Months after making an ill-fated stand for the “Cornhusker Kickback” in health care legislation, Sen. Ben Nelson (D-NE) has again put himself in the spotlight. Yesterday he was the lone Democrat to vote against moving forward on the Senate’s financial regulation bill.

Nelson claimed in a statement, “We need to regulate Wall Street without doing harm to Main Street, and I’m hearing from Main Street businesses in Nebraska that have concerns about the current bill adversely impacting them.” But given his past attempts to extract special favors for Nebraska, not everyone is convinced of Nelson’s sincerity. Liberals such as Harold Meyerson and Matt Yglesias have been particularly critical.

Conservatives aren’t going easy on him either. Speaking this afternoon at Heritage’s Bloggers Briefing, Rep. Ed Royce (R-CA), a member of the Financial Services Committee and leading critic of the Senate bill, questioned Nelson’s motives.

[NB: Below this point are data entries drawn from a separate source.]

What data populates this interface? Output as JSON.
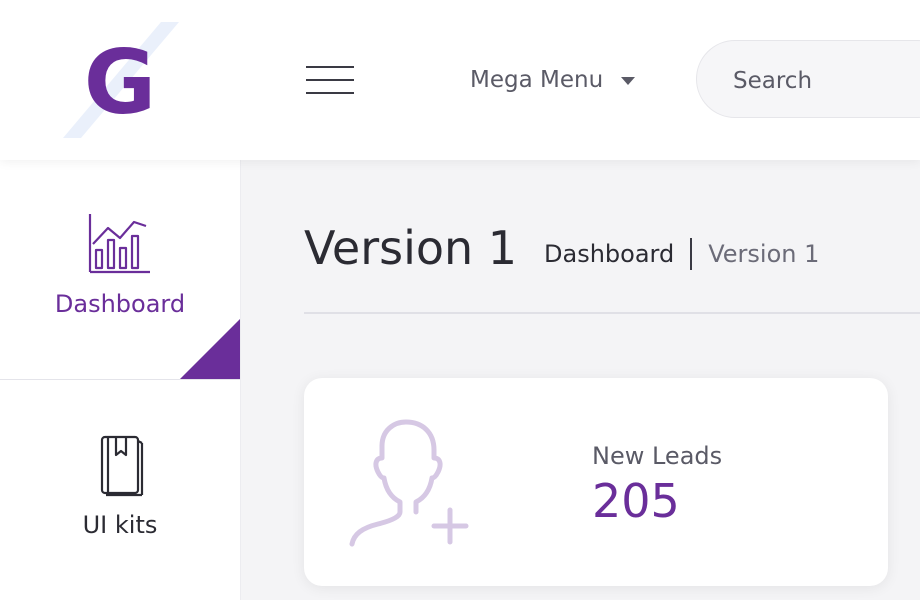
{
  "header": {
    "logo_letter": "G",
    "mega_menu_label": "Mega Menu",
    "search_placeholder": "Search"
  },
  "sidebar": {
    "items": [
      {
        "label": "Dashboard",
        "icon": "bar-chart-icon",
        "active": true
      },
      {
        "label": "UI kits",
        "icon": "book-icon",
        "active": false
      }
    ]
  },
  "main": {
    "page_title": "Version 1",
    "breadcrumb": [
      "Dashboard",
      "Version 1"
    ],
    "card": {
      "label": "New Leads",
      "value": "205",
      "icon": "add-user-icon"
    }
  },
  "colors": {
    "accent": "#6a2e9a",
    "icon_light": "#d6c8e4"
  }
}
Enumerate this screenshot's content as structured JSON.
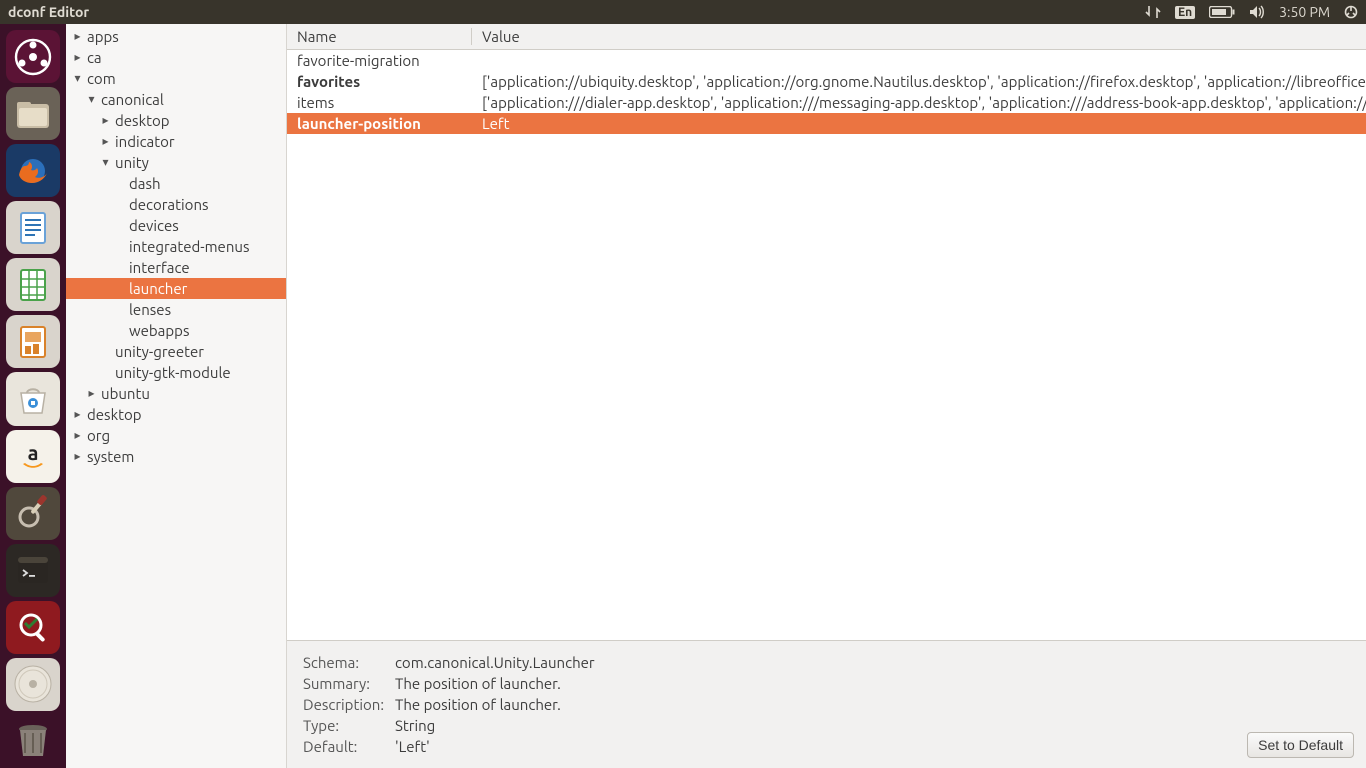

“Isn’t that true to form? Isn’t that what Ben Nelson always does?” Royce said. “I assumed it was simply part of the bargaining process. Why would he let a bill go without the opportunity to see how much he could bid up the return for his vote?”

Royce said Nelson probably expects Senate Banking Chairman Chris Dodd (D-CT) “to come to the table, give him what he wants, and then he’s going to move forward and let the bill go.”

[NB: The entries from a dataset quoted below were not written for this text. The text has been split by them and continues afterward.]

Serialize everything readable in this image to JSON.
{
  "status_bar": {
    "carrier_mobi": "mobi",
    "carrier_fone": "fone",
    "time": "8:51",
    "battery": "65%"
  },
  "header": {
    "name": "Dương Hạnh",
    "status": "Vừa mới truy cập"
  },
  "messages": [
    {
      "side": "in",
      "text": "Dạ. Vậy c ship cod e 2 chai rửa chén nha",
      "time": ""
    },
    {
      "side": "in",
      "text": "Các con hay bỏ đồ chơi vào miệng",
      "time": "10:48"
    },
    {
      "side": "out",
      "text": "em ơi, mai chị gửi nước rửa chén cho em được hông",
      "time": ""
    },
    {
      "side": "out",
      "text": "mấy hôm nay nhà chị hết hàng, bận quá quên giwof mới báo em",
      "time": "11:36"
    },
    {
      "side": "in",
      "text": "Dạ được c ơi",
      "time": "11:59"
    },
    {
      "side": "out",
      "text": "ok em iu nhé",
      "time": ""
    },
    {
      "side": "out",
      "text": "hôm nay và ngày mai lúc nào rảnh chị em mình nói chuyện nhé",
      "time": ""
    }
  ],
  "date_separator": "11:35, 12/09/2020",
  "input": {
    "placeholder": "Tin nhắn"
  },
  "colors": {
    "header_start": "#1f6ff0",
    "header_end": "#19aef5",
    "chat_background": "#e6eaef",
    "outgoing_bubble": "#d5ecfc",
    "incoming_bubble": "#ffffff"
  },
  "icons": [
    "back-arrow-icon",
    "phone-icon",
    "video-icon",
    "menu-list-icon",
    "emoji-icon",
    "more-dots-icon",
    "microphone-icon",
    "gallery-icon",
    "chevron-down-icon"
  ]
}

In fact, according to The Associated Press, Nelson was doing exactly that yesterday prior to the vote:

In a statement, Nelson, a conservative Nebraska Democrat, said his vote reflected concerns about the bill raised by Nebraska businessmen. Before the vote, Nelson huddled with Senate Banking Committee Chairman Chris Dodd, D-Conn., to discuss a regulatory item of interest to one Nebraska businessman in particular — billionaire investor Warren Buffett.

The legislation would require derivatives — previously unregulated exotic securities — to be traded in open exchanges and cleared through a third party that would guarantee the contracts. Companies trading in derivatives would also have to put up collateral to back up the derivatives contracts.

An agreement Monday between Dodd and Agriculture Committee Chairwoman Blanche Lincoln, D-Ark., would exempt existing derivatives contracts from the clearing requirements.

Lincoln’s proposal also would have exempted existing derivatives contracts from margin requirements, or collateral. But Dodd succeeded in eliminating the collateral exception. That would potentially add significant costs to companies with derivatives portfolios. Barclay’s Capital estimates that Buffett’s Berkshire Hathaway Inc.’s derivatives portfolio is valued at $63 billion and that the Senate provision would cost it $6 billion to $8 billion in collateral.

No wonder trust in government is at an all-time low and Americans have lost faith in Congress.